Stacey Pottery Studio

"A fun place to play and learn!"

About Us

The "Potter in Charge", Stacey McDonald, came to Rockford in 2006, and settled in Davis IL in 2008. She was a First Aid/CPR instructor for 20 years before coming to IL. It is her community teaching experience and her love of clay that have combined to make her a successful pottery instructor in the Rockford area.  She is grateful to Scott McDonald for sharing his business acumen and giving her the time and space to develop her clay hobby into a passion and subsequently into a business.

She discovered Womanspace in Rockford IL shortly after arriving in the area. Stacey became a regular nuisance around the ceramic studio until Elaine Hirshenberger let her recycle clay and teach beginner pottery classes. That relationship continues today albeit with more teaching and less clay recycling.  Womanspace has been the primary inspiration for Stacey to open her own teaching studio.

In 2012, Stacey took a class from Nishi on making Japanese style teapots and bought her first wheel so she could repeatedly fail in private.  

Nishi" NishitatenoHironobu "Nishi" NishitaHironobu "Nishi" NishitatenoHironobu "Nish" Niishitatenoteno


In 2015 and 2016, she took Ceramics I and II from Lynn Fischer at Rock Valley College. She has been a continuing education pottery instructor at RVC since 2016.

Stacey also teaches the Lifelong Learning pottery class at Highland Community College in Freeport IL. 

She is always learning, attending workshops, reading and watching online videos to improve her craft. While primarily a functional potter, she also has competency in sculptural and tile work with clay. Her focus is on teaching, but she does do small runs of studio pottery for sale and occasionally does a craft sale when the opportunity arises.

Stacey could not do what she does without her partner, Tony Gray, doing what he does. Tony has many titles, "Carrier of Heavy Things", "Potter Care and Feeding", "Pottery Wrangler", "Salesman", and"Navigator Gray". He's the hippie dude you will see but likely will not hear around the studio, he quietly makes the potter's life better in every way.

Stacey not only has a strong set of teaching skills,  she also has an evolving philosophy about clay and the role it plays in our modern lives. She grapples with our material culture that clearly doesn't need more "things". What she teaches and what is made in the studio has to be about more than the end product. On that topic she has this to say:

"Working with clay is a hands-on skill in a world that, for many of us, is increasingly digital. It offers such diversity of expression that an artist, hobbyist or craftsperson can continue developing ideas indefinitely. The satisfaction from mastering a skill, of producing work that is both beautiful and well made, is the value of pottery today. It is fun, social, challenging, and a wonderful way to relax.

I have noticed that clay doesn't put up with a lot of small talk. Clay brings us together to share what is real within ourselves and our lives. The clay studio becomes a home of sorts for many of us, a unique social place where you cannot be anything but who you are with clay on your hands (and face). 
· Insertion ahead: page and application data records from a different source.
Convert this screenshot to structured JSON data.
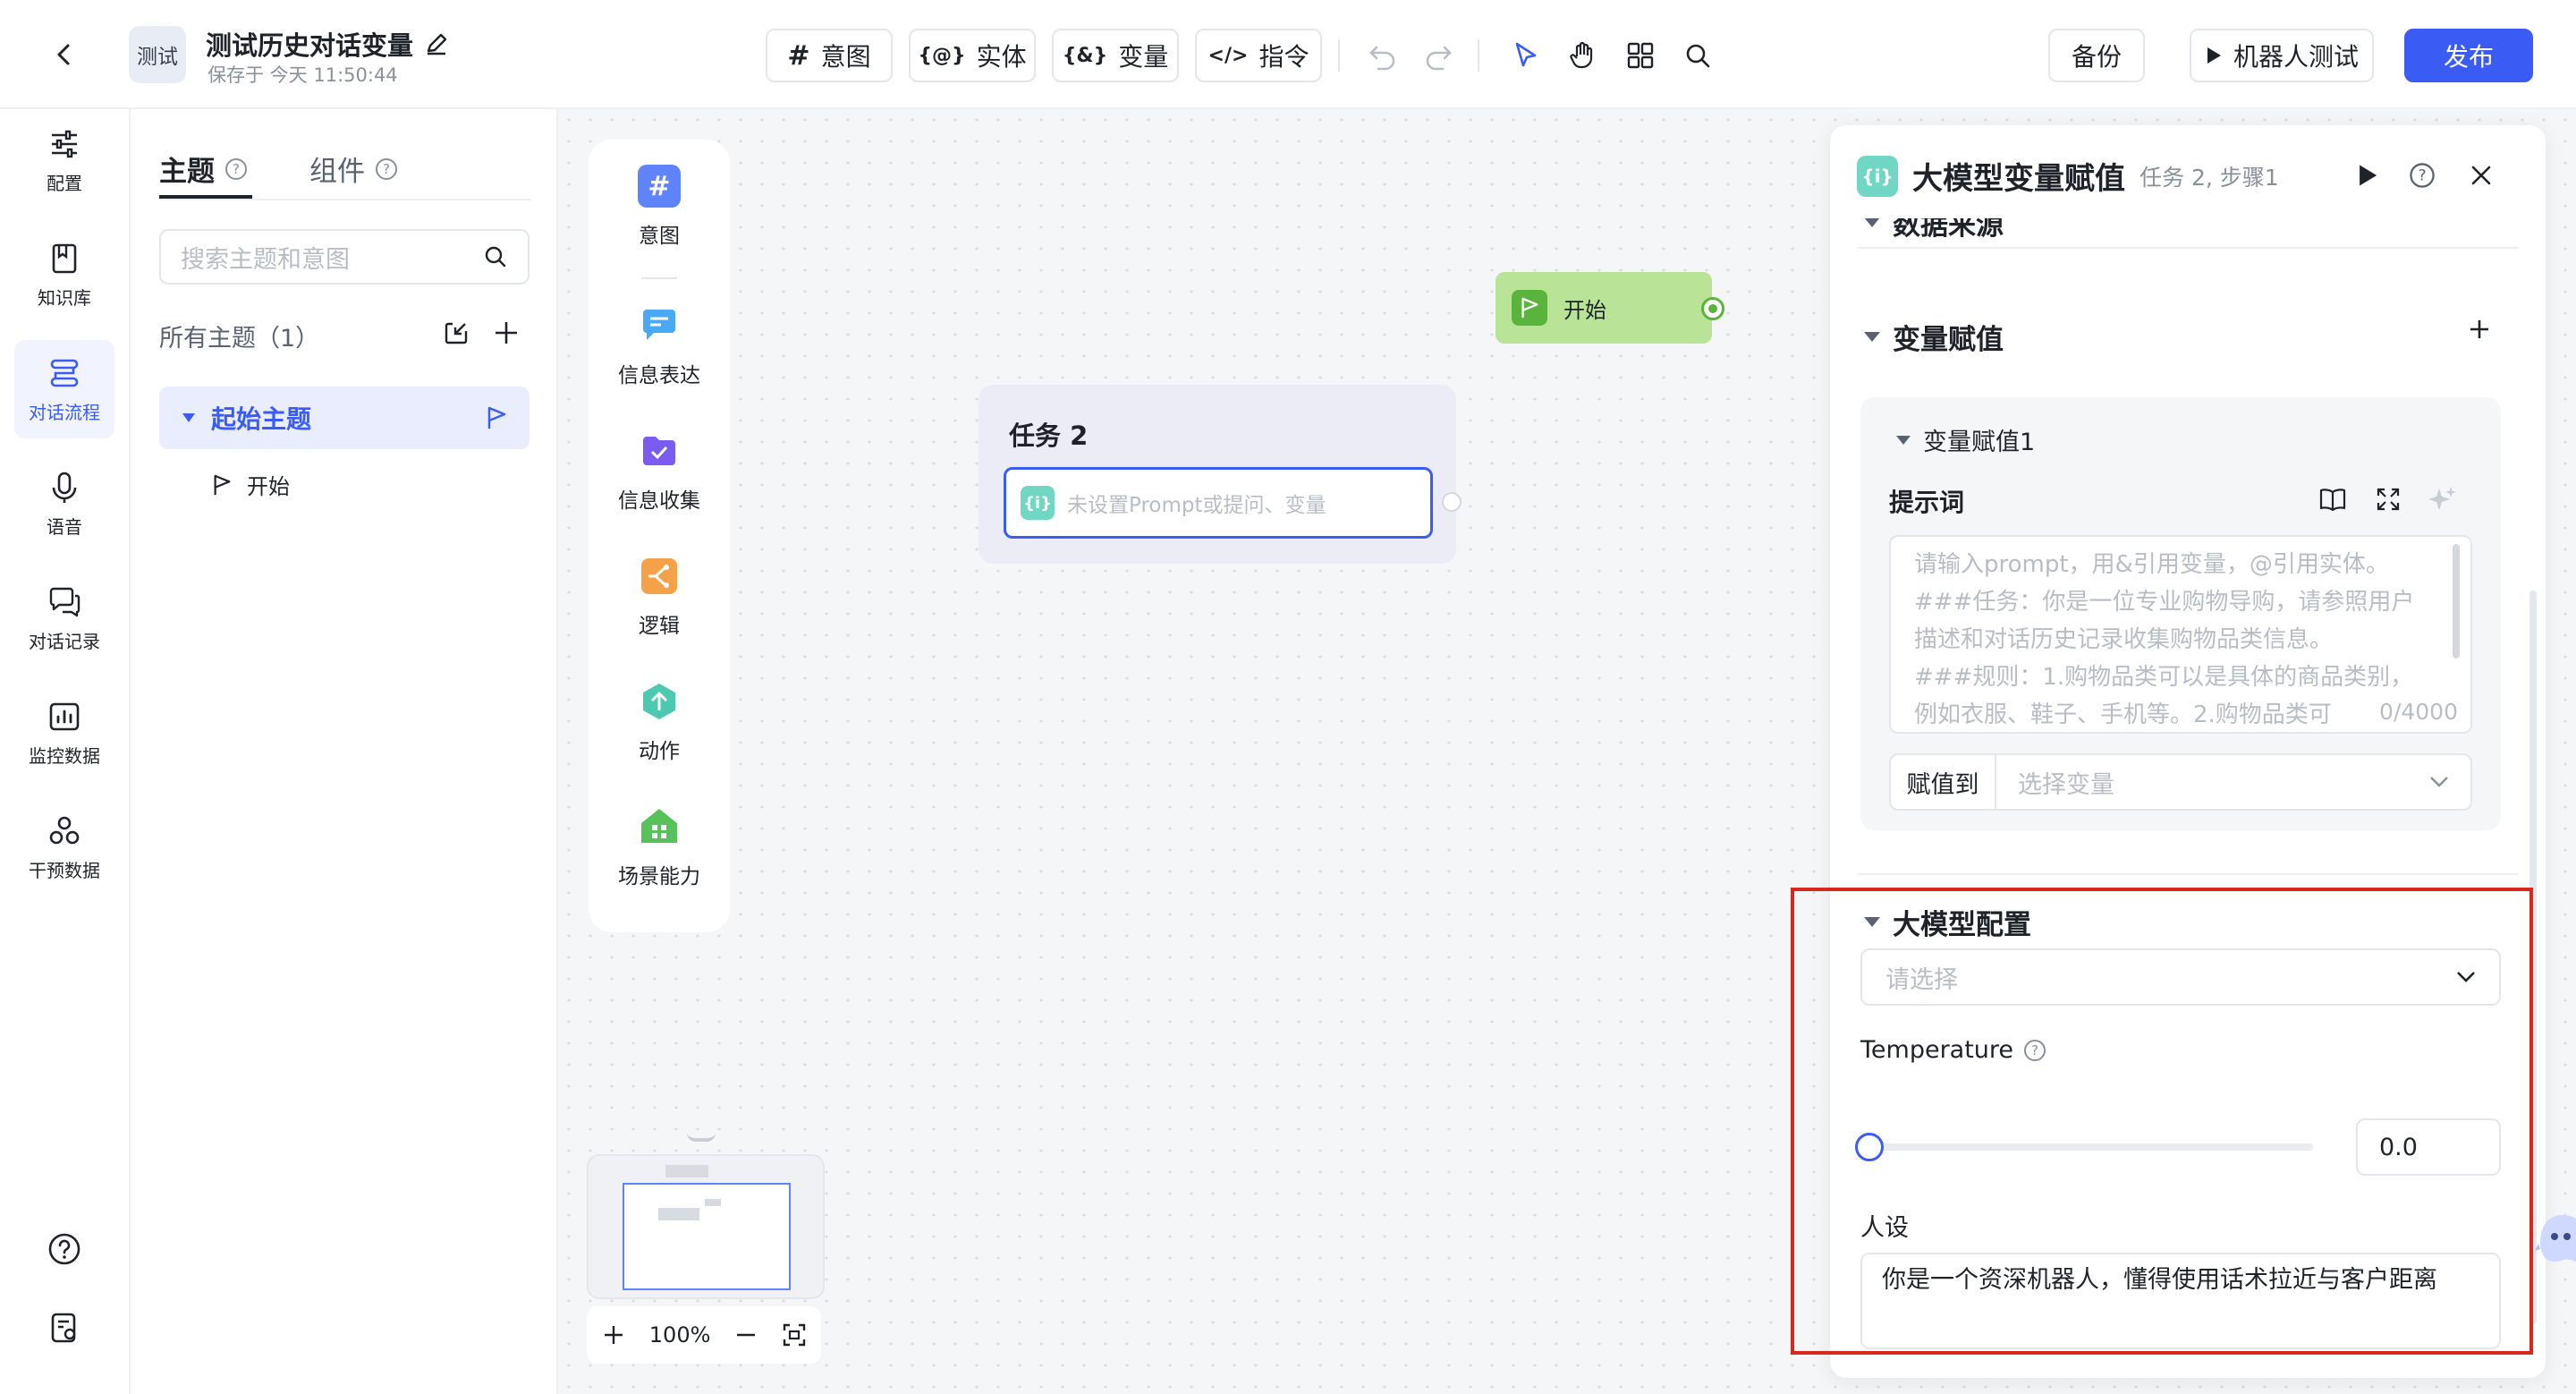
{
  "header": {
    "project_badge": "测试",
    "title": "测试历史对话变量",
    "saved_status": "保存于 今天 11:50:44",
    "tabs": [
      {
        "label": "意图",
        "icon": "hash-icon"
      },
      {
        "label": "实体",
        "icon": "entity-icon"
      },
      {
        "label": "变量",
        "icon": "variable-icon"
      },
      {
        "label": "指令",
        "icon": "code-icon"
      }
    ],
    "backup_label": "备份",
    "test_label": "机器人测试",
    "publish_label": "发布",
    "accent": "#3b5bf5"
  },
  "left_nav": {
    "items": [
      {
        "label": "配置",
        "icon": "sliders-icon"
      },
      {
        "label": "知识库",
        "icon": "book-icon"
      },
      {
        "label": "对话流程",
        "icon": "flow-icon",
        "active": true
      },
      {
        "label": "语音",
        "icon": "mic-icon"
      },
      {
        "label": "对话记录",
        "icon": "chat-icon"
      },
      {
        "label": "监控数据",
        "icon": "chart-icon"
      },
      {
        "label": "干预数据",
        "icon": "nodes-icon"
      }
    ]
  },
  "topic_panel": {
    "tabs": [
      {
        "label": "主题"
      },
      {
        "label": "组件"
      }
    ],
    "search_placeholder": "搜索主题和意图",
    "all_topics_label": "所有主题（1）",
    "topic_name": "起始主题",
    "topic_child": "开始"
  },
  "palette": {
    "items": [
      {
        "label": "意图",
        "icon": "hash-icon",
        "color": "#4d7cfe"
      },
      {
        "label": "信息表达",
        "icon": "message-icon",
        "color": "#4aa9f5"
      },
      {
        "label": "信息收集",
        "icon": "collect-icon",
        "color": "#7b5cf0"
      },
      {
        "label": "逻辑",
        "icon": "logic-icon",
        "color": "#f5a14a"
      },
      {
        "label": "动作",
        "icon": "action-icon",
        "color": "#4cc9b0"
      },
      {
        "label": "场景能力",
        "icon": "scene-icon",
        "color": "#58c25a"
      }
    ]
  },
  "canvas": {
    "task_title": "任务 2",
    "task_placeholder": "未设置Prompt或提问、变量",
    "start_label": "开始",
    "zoom": "100%"
  },
  "right_panel": {
    "title": "大模型变量赋值",
    "subtitle": "任务 2, 步骤1",
    "data_source_label": "数据来源",
    "assign_section": "变量赋值",
    "assign_item": "变量赋值1",
    "prompt_label": "提示词",
    "prompt_placeholder": "请输入prompt，用&引用变量，@引用实体。\n###任务：你是一位专业购物导购，请参照用户描述和对话历史记录收集购物品类信息。\n###规则：1.购物品类可以是具体的商品类别，例如衣服、鞋子、手机等。2.购物品类可",
    "prompt_counter": "0/4000",
    "assign_to_label": "赋值到",
    "assign_to_placeholder": "选择变量",
    "llm_section": "大模型配置",
    "llm_select_placeholder": "请选择",
    "temperature_label": "Temperature",
    "temperature_value": "0.0",
    "temperature_fraction": 0.0,
    "persona_label": "人设",
    "persona_value": "你是一个资深机器人，懂得使用话术拉近与客户距离"
  }
}
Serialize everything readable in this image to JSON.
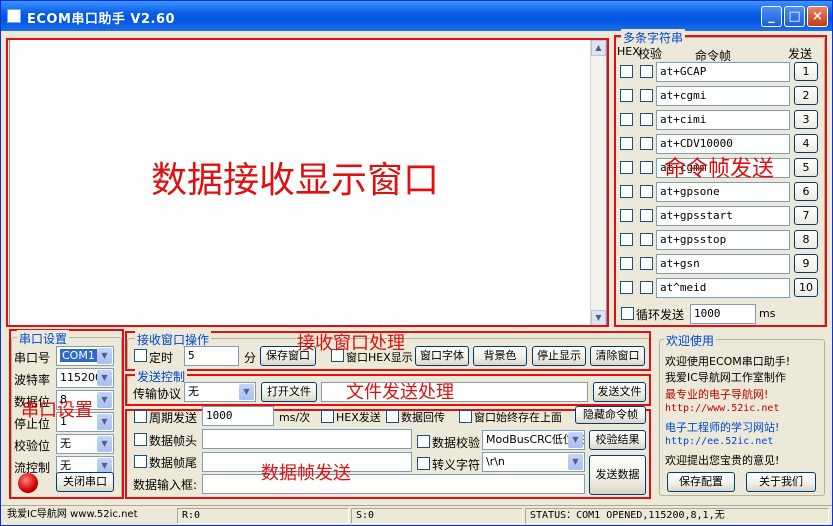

The Stacey Pottery Studio is a place of acceptance,  inclusiveness and kindness. We encourage everyone to walk through the door with an open mind and to embrace both what is the same and what is different in everyone present. The culture of the studio will be created and evolve to include anyone in the community who wants to participate.

In this small way, I hope to share a vision of how the world at large could be if we all worked together to be the best humankind can be."